Revealed in that report were an acknowledgement of the physical path that moves the insulin from manufacturers to pharmacies (and, in-turn, patients), and the subsequent flow of insulin payments. Because so many parties are involved in both, efforts to address upward price pressures, the report suggests doing more to encourage more insulin biosimilars (so far, ALL biosimilars are coming from Big 3 insulin suppliers although the partnership of Mylan/Biocon have a Lantus biosimilar to be branded as Semglee pending FDA re-review as well as legal settlement with Sanofi), hence discounts have been modest at best -- reportedly only 15% off, compared to discounts of 75% to 80% for most small molecule drugs, to which big pharma responds that insulin is so much more complicated than small molecule drugs therefore the discounts are smaller, which is an outright falsehood). The report also recommends formulary changes that standardize the process for requesting exemptions or filing appeals from formulary changes, and that Congress could convene working groups composed of patients, providers, PBM's, and health insurers to develop a patient-centric appeals system.

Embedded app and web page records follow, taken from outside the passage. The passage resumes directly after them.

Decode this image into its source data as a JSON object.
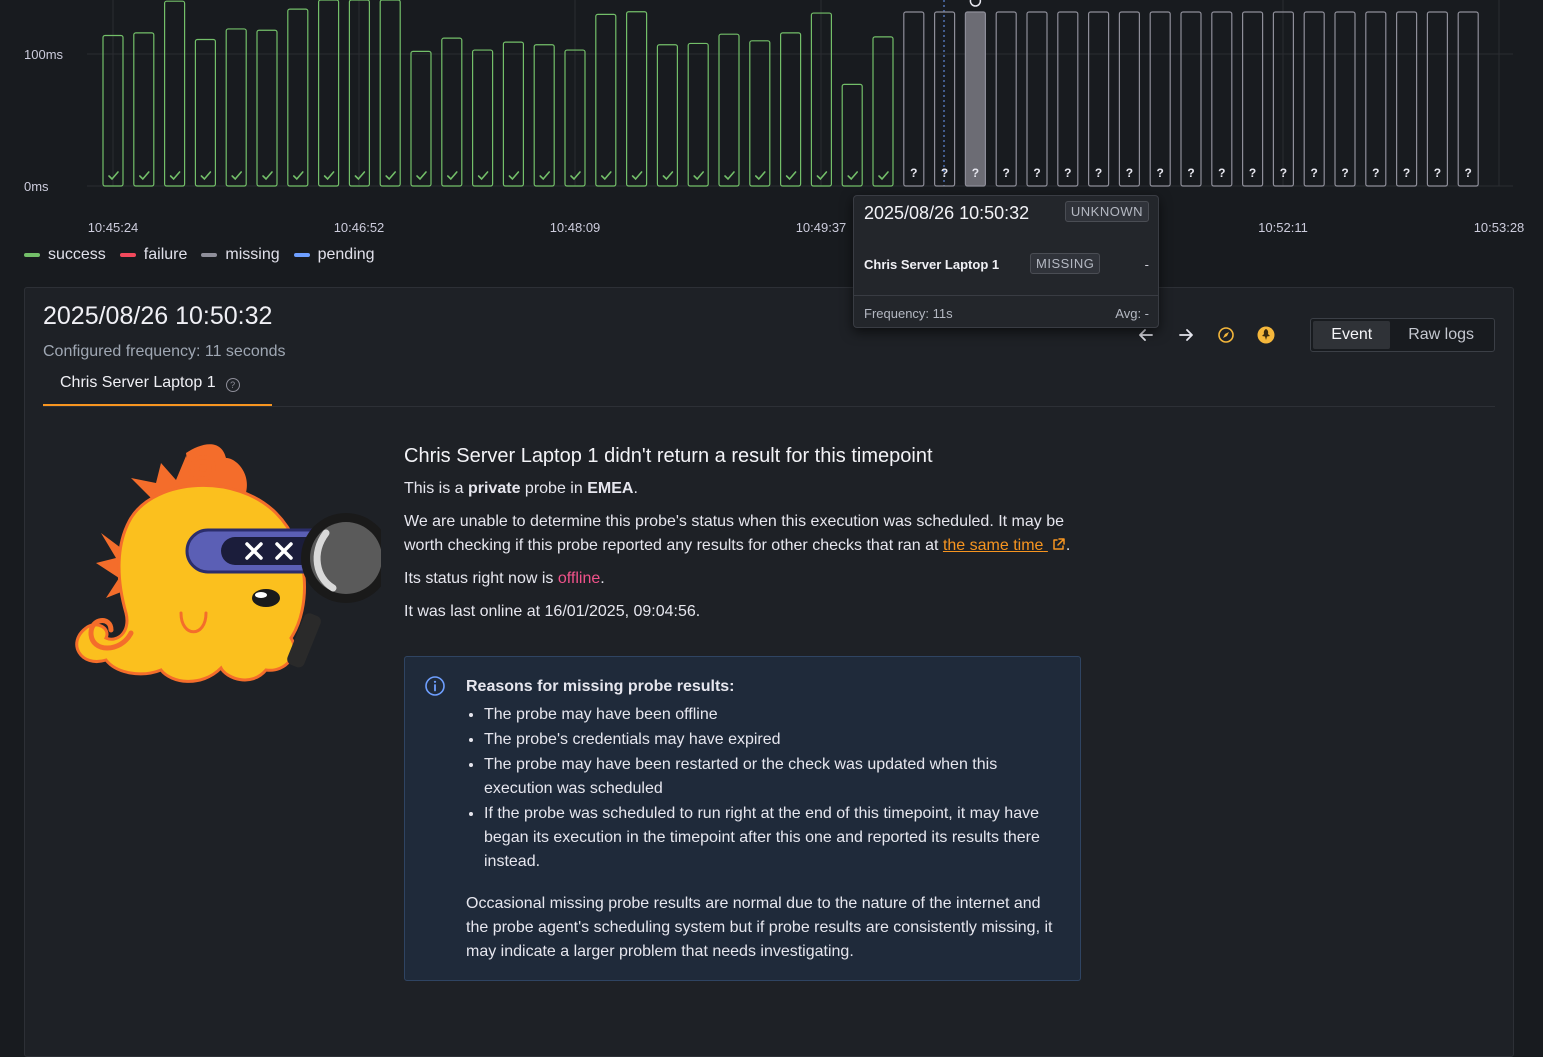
{
  "chart": {
    "y_labels": [
      "100ms",
      "0ms"
    ],
    "time_labels": [
      "10:45:24",
      "10:46:52",
      "10:48:09",
      "10:49:37",
      "10:52:11",
      "10:53:28"
    ],
    "success_color": "#73bf69",
    "missing_color": "#8e8e99",
    "missing_symbol": "?"
  },
  "chart_data": {
    "type": "bar",
    "ylabel": "",
    "ylim": [
      0,
      140
    ],
    "success_values": [
      114,
      116,
      140,
      111,
      119,
      118,
      134,
      145,
      150,
      143,
      102,
      112,
      103,
      109,
      107,
      103,
      130,
      132,
      107,
      108,
      115,
      110,
      116,
      131,
      77,
      113
    ],
    "missing_count": 19,
    "selected_index": 28
  },
  "legend": [
    {
      "label": "success",
      "color": "#73bf69"
    },
    {
      "label": "failure",
      "color": "#f2495c"
    },
    {
      "label": "missing",
      "color": "#8e8e99"
    },
    {
      "label": "pending",
      "color": "#6e9fff"
    }
  ],
  "panel": {
    "title": "2025/08/26 10:50:32",
    "subtitle": "Configured frequency: 11 seconds",
    "tab_label": "Chris Server Laptop 1",
    "help_symbol": "?",
    "toolbar": {
      "prev_icon": "arrow-left-icon",
      "next_icon": "arrow-right-icon",
      "explore_icon": "compass-icon",
      "probe_icon": "probe-icon",
      "event_label": "Event",
      "raw_logs_label": "Raw logs"
    }
  },
  "content": {
    "heading": "Chris Server Laptop 1 didn't return a result for this timepoint",
    "private_prefix": "This is a ",
    "private_bold": "private",
    "private_mid": " probe in ",
    "region": "EMEA",
    "period": ".",
    "unable_text": "We are unable to determine this probe's status when this execution was scheduled. It may be worth checking if this probe reported any results for other checks that ran at ",
    "same_time_link": "the same time",
    "status_prefix": "Its status right now is ",
    "status_value": "offline",
    "last_online": "It was last online at 16/01/2025, 09:04:56."
  },
  "info": {
    "title": "Reasons for missing probe results:",
    "reasons": [
      "The probe may have been offline",
      "The probe's credentials may have expired",
      "The probe may have been restarted or the check was updated when this execution was scheduled",
      "If the probe was scheduled to run right at the end of this timepoint, it may have began its execution in the timepoint after this one and reported its results there instead."
    ],
    "footnote": "Occasional missing probe results are normal due to the nature of the internet and the probe agent's scheduling system but if probe results are consistently missing, it may indicate a larger problem that needs investigating."
  },
  "tooltip": {
    "date": "2025/08/26 10:50:32",
    "status_badge": "UNKNOWN",
    "probe_name": "Chris Server Laptop 1",
    "probe_badge": "MISSING",
    "probe_value": "-",
    "frequency": "Frequency: 11s",
    "avg": "Avg: -"
  }
}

In addition, it recommends standardizing drug formulary disclosure of patient cost-sharing information, and potentially introducing legislation directing CMS to develop a series of standard formulary designs that provide cost-sharing information in an accessible manner, plus limiting the number of changes an insurer is permitted to make to a formulary each year, and finally capping out-of-pocket expenses for prescription drugs that are needed for chronic conditions.

First, note that most of these recommendations impact Medicare (and to a lesser extent, Medicaid), so they will not have material impact on private healthcare insurance which impacts most people.

A Practical Step Big 3 Insulin Makers Can and Should Be Doing Now, But They Aren't Doing

The elephant in the room is something Congress COULD do it if they were so inclined, specifically to make sure that all insulin varieties are added to the CDC's and CMS/Medicare list to the national "Preventive Medication Coverage" list which is a list of so-called preventive medicines and services without charging you a copayment or coinsurance, which is true even if you haven't met your yearly deductible. Virtually all private healthcare insurances cover these items already, except for short-term insurance plans which are considered junky insurance plans that Obamacare did away with anyway. It would be a fairly straightforward matter to get insulin added to this list, yet Congress never bothered to do so because they never saw insulin as preventative. In fact, several of the medicines on that list (such as statins) have never been proven to prevent cardiovascular events such as heart attacks or strokes, so they are no more "preventative" than insulin.

Now, if the Big 3 insulin makers were truly so concerned, they would have lobbied long ago to get insulin added to this list, but guess what? They didn't bother. I think its very clear what needs to be done: to get all forms of insulin (not just the old ones like regular and NPH) added to the national "Preventive Medication Coverage" list, making it either lower-cost or even one of the $0 co-pays on the insurance plan and doing so would be a fairly straightforward matter to do, but it needs to be uniformly supported by but most parties, and so far, big pharma as fought it at every step of the way. One has to ask why they are fighting this, but their answers for fighting it are more as a matter of principle, rather than having a very good reason for doing so.

The short-term solution, I propose, is to make sure that insulin is added to the national "Preventive Medication Coverage" list. That would likely impact everyone on Medicare (and Medicaid), as well as many private healthcare insurance plans quite quickly.

Now, can we get everyone on the same page, please?!

No comments: